What the task requires: Write out every entry exactly; the pictures do not belong in the copy.

═════ Provided material

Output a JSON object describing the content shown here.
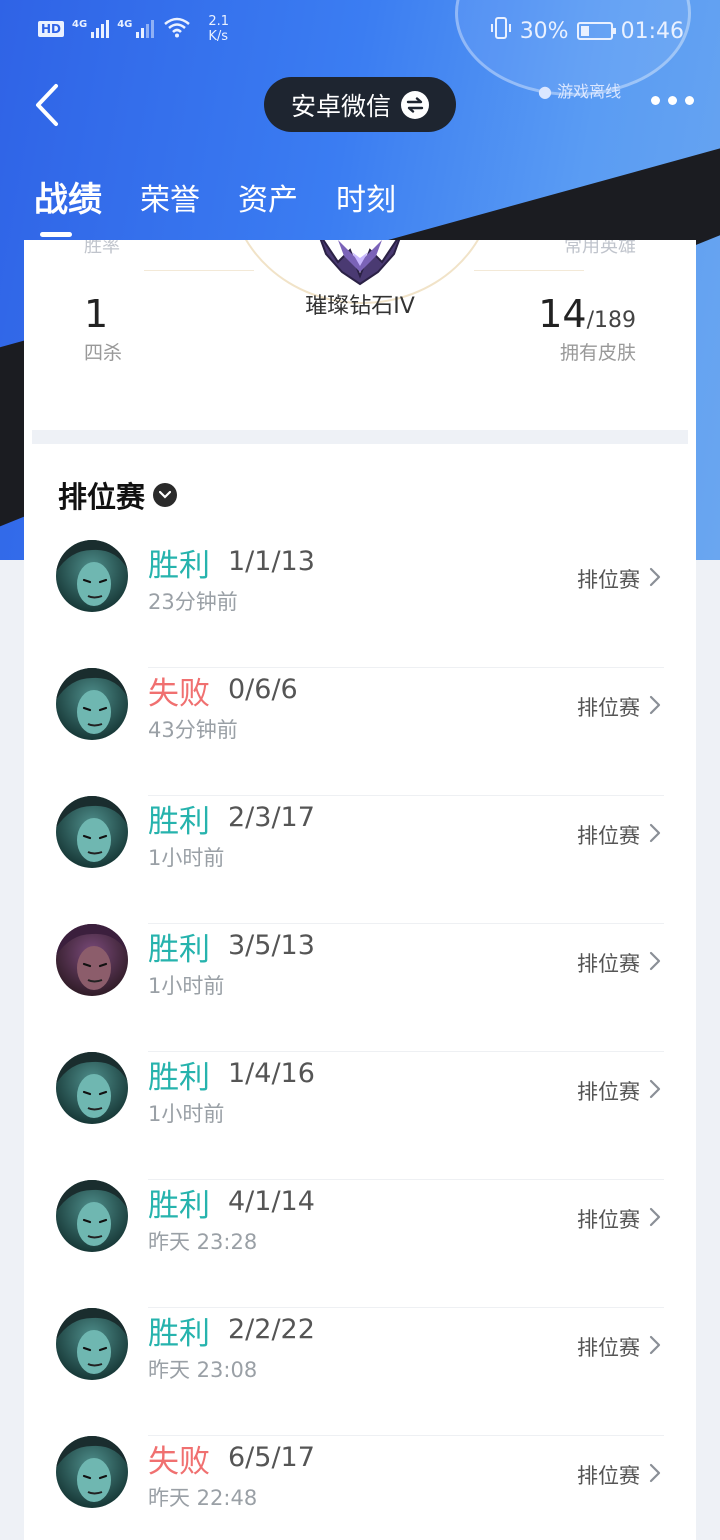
{
  "status_bar": {
    "hd": "HD",
    "net1": "4G",
    "net2": "4G",
    "speed_value": "2.1",
    "speed_unit": "K/s",
    "battery": "30%",
    "battery_level": 0.3,
    "time": "01:46"
  },
  "nav": {
    "account_label": "安卓微信",
    "game_status": "游戏离线"
  },
  "tabs": [
    {
      "label": "战绩",
      "active": true
    },
    {
      "label": "荣誉",
      "active": false
    },
    {
      "label": "资产",
      "active": false
    },
    {
      "label": "时刻",
      "active": false
    }
  ],
  "stats": {
    "rank_name": "璀璨钻石IV",
    "quadra_kills_value": "1",
    "quadra_kills_label": "四杀",
    "skins_owned": "14",
    "skins_total": "/189",
    "skins_label": "拥有皮肤",
    "cut_label_left": "胜率",
    "cut_label_right": "常用英雄"
  },
  "section": {
    "title": "排位赛"
  },
  "matches": [
    {
      "result": "胜利",
      "outcome": "win",
      "kda": "1/1/13",
      "time": "23分钟前",
      "mode": "排位赛",
      "avatar": "teal"
    },
    {
      "result": "失败",
      "outcome": "loss",
      "kda": "0/6/6",
      "time": "43分钟前",
      "mode": "排位赛",
      "avatar": "teal"
    },
    {
      "result": "胜利",
      "outcome": "win",
      "kda": "2/3/17",
      "time": "1小时前",
      "mode": "排位赛",
      "avatar": "teal"
    },
    {
      "result": "胜利",
      "outcome": "win",
      "kda": "3/5/13",
      "time": "1小时前",
      "mode": "排位赛",
      "avatar": "purple"
    },
    {
      "result": "胜利",
      "outcome": "win",
      "kda": "1/4/16",
      "time": "1小时前",
      "mode": "排位赛",
      "avatar": "teal"
    },
    {
      "result": "胜利",
      "outcome": "win",
      "kda": "4/1/14",
      "time": "昨天 23:28",
      "mode": "排位赛",
      "avatar": "teal"
    },
    {
      "result": "胜利",
      "outcome": "win",
      "kda": "2/2/22",
      "time": "昨天 23:08",
      "mode": "排位赛",
      "avatar": "teal"
    },
    {
      "result": "失败",
      "outcome": "loss",
      "kda": "6/5/17",
      "time": "昨天 22:48",
      "mode": "排位赛",
      "avatar": "teal"
    }
  ],
  "colors": {
    "win": "#26b3ad",
    "loss": "#f07070",
    "header_blue": "#2f63e6"
  }
}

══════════

Answer space:
Output a JSON object describing the content shown here.
{
  "status_bar": {
    "hd": "HD",
    "net1": "4G",
    "net2": "4G",
    "speed_value": "2.1",
    "speed_unit": "K/s",
    "battery": "30%",
    "battery_level": 0.3,
    "time": "01:46"
  },
  "nav": {
    "account_label": "安卓微信",
    "game_status": "游戏离线"
  },
  "tabs": [
    {
      "label": "战绩",
      "active": true
    },
    {
      "label": "荣誉",
      "active": false
    },
    {
      "label": "资产",
      "active": false
    },
    {
      "label": "时刻",
      "active": false
    }
  ],
  "stats": {
    "rank_name": "璀璨钻石IV",
    "quadra_kills_value": "1",
    "quadra_kills_label": "四杀",
    "skins_owned": "14",
    "skins_total": "/189",
    "skins_label": "拥有皮肤",
    "cut_label_left": "胜率",
    "cut_label_right": "常用英雄"
  },
  "section": {
    "title": "排位赛"
  },
  "matches": [
    {
      "result": "胜利",
      "outcome": "win",
      "kda": "1/1/13",
      "time": "23分钟前",
      "mode": "排位赛",
      "avatar": "teal"
    },
    {
      "result": "失败",
      "outcome": "loss",
      "kda": "0/6/6",
      "time": "43分钟前",
      "mode": "排位赛",
      "avatar": "teal"
    },
    {
      "result": "胜利",
      "outcome": "win",
      "kda": "2/3/17",
      "time": "1小时前",
      "mode": "排位赛",
      "avatar": "teal"
    },
    {
      "result": "胜利",
      "outcome": "win",
      "kda": "3/5/13",
      "time": "1小时前",
      "mode": "排位赛",
      "avatar": "purple"
    },
    {
      "result": "胜利",
      "outcome": "win",
      "kda": "1/4/16",
      "time": "1小时前",
      "mode": "排位赛",
      "avatar": "teal"
    },
    {
      "result": "胜利",
      "outcome": "win",
      "kda": "4/1/14",
      "time": "昨天 23:28",
      "mode": "排位赛",
      "avatar": "teal"
    },
    {
      "result": "胜利",
      "outcome": "win",
      "kda": "2/2/22",
      "time": "昨天 23:08",
      "mode": "排位赛",
      "avatar": "teal"
    },
    {
      "result": "失败",
      "outcome": "loss",
      "kda": "6/5/17",
      "time": "昨天 22:48",
      "mode": "排位赛",
      "avatar": "teal"
    }
  ],
  "colors": {
    "win": "#26b3ad",
    "loss": "#f07070",
    "header_blue": "#2f63e6"
  }
}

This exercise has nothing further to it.